Hoisin, a globally popular Chinese sauce, translates literally in Cantonese to “seafood,” though there is in fact no seafood products that go into its production. Traditionally made from sweet potato, soybeans, sugar, salt, garlic, red chili peppers, vinegar, water and certain types of preservatives or coloring agents depending on the production company, Hoisin has long been popular in many types of Asian cuisine.
Its most typical use has been as a dipping sauce in dishes such as spring rolls, Peking Duck, Mushu and barbecue. It is also widely used as a condiment in Vietnamese cuisine, particularly for Pho soups. Hoisin is always a rich, dark brown hue with a slightly thick consistency and smooth texture. Its sweet and savory flavors have a distinguishable characteristic depth due to the soybeans.
Hoisin has become so popular in recent years that it is not only available in Asian grocery stores but now, it’s widely available in most western markets as well.
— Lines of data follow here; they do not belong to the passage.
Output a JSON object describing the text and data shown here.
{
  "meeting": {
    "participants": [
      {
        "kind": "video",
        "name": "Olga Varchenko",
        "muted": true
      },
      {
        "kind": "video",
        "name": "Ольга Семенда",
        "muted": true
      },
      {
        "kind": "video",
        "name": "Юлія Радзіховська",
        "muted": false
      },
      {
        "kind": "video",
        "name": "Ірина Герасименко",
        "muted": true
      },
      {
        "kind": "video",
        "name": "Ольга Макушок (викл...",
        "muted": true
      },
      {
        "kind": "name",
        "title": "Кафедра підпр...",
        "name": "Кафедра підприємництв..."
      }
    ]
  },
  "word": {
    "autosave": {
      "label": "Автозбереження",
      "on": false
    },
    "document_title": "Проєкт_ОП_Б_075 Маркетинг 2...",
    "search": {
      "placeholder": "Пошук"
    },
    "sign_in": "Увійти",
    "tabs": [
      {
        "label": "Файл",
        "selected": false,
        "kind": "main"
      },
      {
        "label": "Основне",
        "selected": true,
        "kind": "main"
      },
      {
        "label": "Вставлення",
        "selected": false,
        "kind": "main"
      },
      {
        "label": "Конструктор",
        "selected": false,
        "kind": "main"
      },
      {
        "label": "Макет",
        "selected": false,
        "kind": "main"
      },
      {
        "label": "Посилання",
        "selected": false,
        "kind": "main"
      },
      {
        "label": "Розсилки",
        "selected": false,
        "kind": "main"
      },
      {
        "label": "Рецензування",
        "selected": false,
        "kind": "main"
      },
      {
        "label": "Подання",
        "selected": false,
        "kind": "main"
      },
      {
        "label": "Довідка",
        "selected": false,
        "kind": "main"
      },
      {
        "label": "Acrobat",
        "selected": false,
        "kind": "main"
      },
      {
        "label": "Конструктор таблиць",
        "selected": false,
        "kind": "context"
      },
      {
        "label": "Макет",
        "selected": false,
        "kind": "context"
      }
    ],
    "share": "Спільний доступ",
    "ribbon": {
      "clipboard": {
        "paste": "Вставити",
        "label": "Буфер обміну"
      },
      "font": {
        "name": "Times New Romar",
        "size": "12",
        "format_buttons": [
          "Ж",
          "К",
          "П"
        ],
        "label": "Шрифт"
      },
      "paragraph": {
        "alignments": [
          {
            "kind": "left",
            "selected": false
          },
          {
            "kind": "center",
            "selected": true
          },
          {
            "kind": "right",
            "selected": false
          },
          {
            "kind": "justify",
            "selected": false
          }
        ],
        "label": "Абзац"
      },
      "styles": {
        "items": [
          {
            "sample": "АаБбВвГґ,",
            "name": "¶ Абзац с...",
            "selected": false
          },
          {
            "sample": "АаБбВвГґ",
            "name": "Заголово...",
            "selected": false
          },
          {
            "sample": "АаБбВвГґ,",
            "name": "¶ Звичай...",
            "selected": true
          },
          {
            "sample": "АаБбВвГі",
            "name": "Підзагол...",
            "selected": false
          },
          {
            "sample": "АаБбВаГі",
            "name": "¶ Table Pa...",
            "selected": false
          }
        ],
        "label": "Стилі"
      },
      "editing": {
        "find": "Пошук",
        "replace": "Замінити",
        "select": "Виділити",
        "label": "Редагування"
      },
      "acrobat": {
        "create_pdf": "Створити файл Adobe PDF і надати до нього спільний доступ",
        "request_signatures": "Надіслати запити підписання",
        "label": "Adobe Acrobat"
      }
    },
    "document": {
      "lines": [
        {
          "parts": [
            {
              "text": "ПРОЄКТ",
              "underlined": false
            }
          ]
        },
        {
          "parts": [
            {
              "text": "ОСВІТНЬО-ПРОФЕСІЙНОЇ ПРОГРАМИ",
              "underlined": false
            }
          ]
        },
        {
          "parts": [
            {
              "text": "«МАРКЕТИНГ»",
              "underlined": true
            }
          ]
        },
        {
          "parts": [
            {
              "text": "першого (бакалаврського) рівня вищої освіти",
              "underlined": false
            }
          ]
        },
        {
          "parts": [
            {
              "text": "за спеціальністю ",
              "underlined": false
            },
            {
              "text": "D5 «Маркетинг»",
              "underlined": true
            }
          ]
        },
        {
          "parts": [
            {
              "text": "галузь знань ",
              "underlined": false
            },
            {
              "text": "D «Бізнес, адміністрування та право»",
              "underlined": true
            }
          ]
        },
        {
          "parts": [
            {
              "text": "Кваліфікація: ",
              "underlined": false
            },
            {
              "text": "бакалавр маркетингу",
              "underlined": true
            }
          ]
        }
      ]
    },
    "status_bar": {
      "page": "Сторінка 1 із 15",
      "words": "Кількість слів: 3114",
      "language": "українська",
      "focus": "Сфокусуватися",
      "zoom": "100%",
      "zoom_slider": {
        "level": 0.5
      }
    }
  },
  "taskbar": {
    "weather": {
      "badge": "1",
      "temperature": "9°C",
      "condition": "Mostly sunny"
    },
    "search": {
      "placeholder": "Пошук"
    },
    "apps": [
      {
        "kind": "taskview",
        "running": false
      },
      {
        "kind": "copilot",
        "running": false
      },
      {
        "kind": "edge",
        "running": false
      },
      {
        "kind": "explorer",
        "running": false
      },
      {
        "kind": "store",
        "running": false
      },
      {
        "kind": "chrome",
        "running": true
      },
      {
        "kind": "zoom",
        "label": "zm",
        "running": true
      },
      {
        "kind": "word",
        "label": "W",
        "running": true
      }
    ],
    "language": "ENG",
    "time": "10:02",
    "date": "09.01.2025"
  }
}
Typical brands include Lee Kum Kee (pictured above) and Koon Chun, the differences between brands being varying gradations of saltiness, sweetness and thickness of consistency.